WEST 1 recommends that, at least for the first few weeks, students stay in a homestay, which are homes of Irish families or immigrants who have been in the country for many years. It’s there that the student begins to have contact with the Irish culture, put into practice what they learn at school, get to know the city and ask questions. To participate in this type of program, families are accredited by the Irish government, which guarantees total safety for the student.
After the homestay period, the student will already be more familiar with the school and the city. Feeling more independent, the next step is to share an apartment or a room with other students, many of them of different nationalities, which is a great experience and great for improving the language. The rent is usually paid weekly, furthermore it’s important to be aware of any additional fees.
Work in Limerick
Many exchange students opt for Ireland for the possibility of reconciling their study with regulated work. Opportunities, for the most part, were focused on hospitality and restaurants, cleaning companies, au-pairs or pubs. As language studies evolved, options expanded into sales, reception, and other positions in various segments of local commerce.
Attractions in Limerick
Founded in 1168, St. Mary’s Cathedral is the city’s oldest active building. The church is open every day of the week during business hours, with Mass on Sundays. Its architecture is an invitation to the history of Ireland!
Another tourist spot that dates back to the island's past is the Hunt Museum, with free admission and variety of interesting exhibits. After learning a little more about the country’s culture and history, it’s worth going for a snack in the museum cafe, overlooking the Shannon River.

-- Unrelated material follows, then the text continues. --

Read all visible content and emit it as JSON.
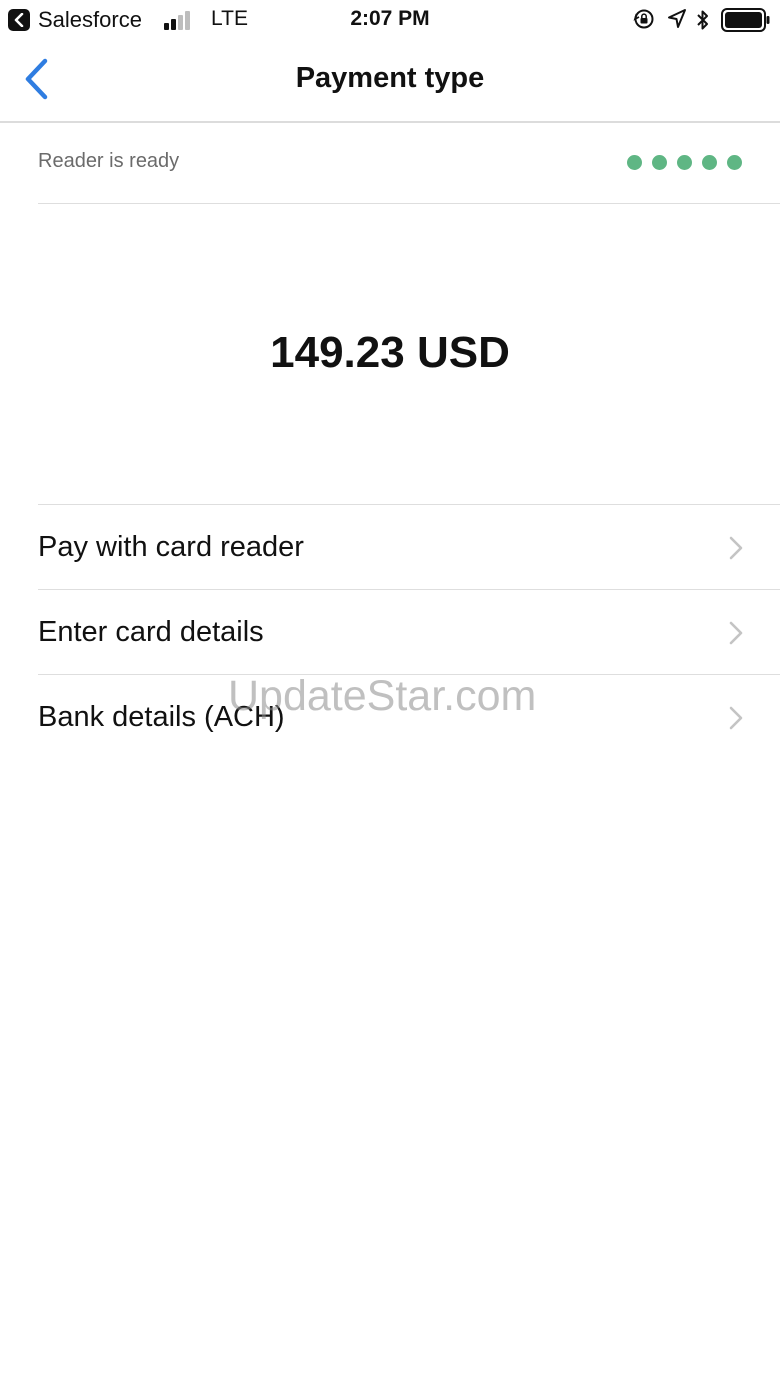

Visiting The Milk Market it's a great way to spend the weekend, in the morning. In addition to the delicious coffee shops scattered throughout the place, you can buy fresh products from the region's farms, and taste cakes and even Brazilian pastries.
Located right in the city's commercial center and equally popular with tourists, Bedford Row is the focus of many of the city's attractions, such as the lights during Christmas or an international dance performance organized by the students of the University of Limerick.
Did you know?
The ‘Fairy Trees’ have been traditionally worshiped since the times of the Celtic pagan religion, resisting even after Christianity. Until the 1960s, road construction was diverted whenever there was a fairy tree along the way, and when a loved one was lost, it was certain that a fairy tree had been cut down on the property. Today they are symbolic, covered with messages and gifts for the spirits that inhabit them, and is a meeting point for many travelers.
Ireland is one of the few places in the world that has no native snakes due to the Ice Age, as the cold have made the island inhospitable to reptiles. But the Irish attribute this fact to the dexterity of their patron Saint Patrick in hunting down and killing all snakes in a heroic act to protect the island.
Dolores O'Riordan, lead singer of “The Cranberries” band and regarded in Ireland as the greatest singer in the country's history, died in January 2018, was born in Limerick.